University of California Press
Copyright
© 2019 by The Regents of the University of California. All rights reserved. Please direct all requests for permission to photocopy or reproduce article content through the University of California Press’s Reprints and Permissions web page, https://www.ucpress.edu/journals/reprints-permissions.
eISSN
2578-8531
DOI
10.1525/aft.2019.463005
Publisher site
See Article on Publisher Site

Abstract

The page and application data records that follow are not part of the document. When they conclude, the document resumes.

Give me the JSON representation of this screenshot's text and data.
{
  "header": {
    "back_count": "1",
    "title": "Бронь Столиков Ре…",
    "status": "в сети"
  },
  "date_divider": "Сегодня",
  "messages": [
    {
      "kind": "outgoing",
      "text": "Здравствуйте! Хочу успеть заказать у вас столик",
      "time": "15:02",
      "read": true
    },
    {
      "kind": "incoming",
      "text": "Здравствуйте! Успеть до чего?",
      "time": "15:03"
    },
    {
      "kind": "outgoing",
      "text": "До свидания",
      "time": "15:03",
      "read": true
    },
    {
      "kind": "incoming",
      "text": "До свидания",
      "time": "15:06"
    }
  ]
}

Laura Letinsky is a theoretically minded photographer who is sensitive to art history. Her photographic still lifes have all the light obsession of a Vermeer and the lushness of Dutch vanitas paintings, but contain modern Styrofoam cups among natural detritus of orange rinds and rumpled and spilled cut flowers. And her recent photographs of two-dimensional image ensembles construct mysterious relationships and disarrange our familiar associations. Her work is often beautiful and ambiguous and full of the pathos of decay and, as such, suggests the outlines of the photographic medium itself. Originally from Canada, Letinsky is based in Chicago, where she is a professor in the Department of Visual Arts at the University of Chicago. She has published and exhibited widely and internationally—most recently at PHotoEspaña 2019.1 I originally met her during her residency at Künstlerhaus Bethanien in Berlin in the summer of 2017. We Skyped between Berlin and Chicago in July 2019 to reprise some of our conversations about her work and about the photographic medium. Sarah Goodrum: The first question I have is about the trajectory of your career. Looking across your different projects, I went back to the early images that you made of couples and looked through the various gradations of your still-life images. I was reminded of how you’re always pulling apart the layers of the still-life genre, and I think you are always really caught up with the indexical quality of photography. If I look at your work as a sort of timeline, you’re starting with couples and then you pull the couples out of these scenes, and then you have these sort of abandoned spaces. Then you get into still-life scenes on tables that themselves seem to have been abandoned, and slowly the objects have disappeared and become collage. How did you get …

Journal

Afterimage: The Journal of Media Arts and Cultural CriticismUniversity of California Press

Published: Sep 3, 2019

References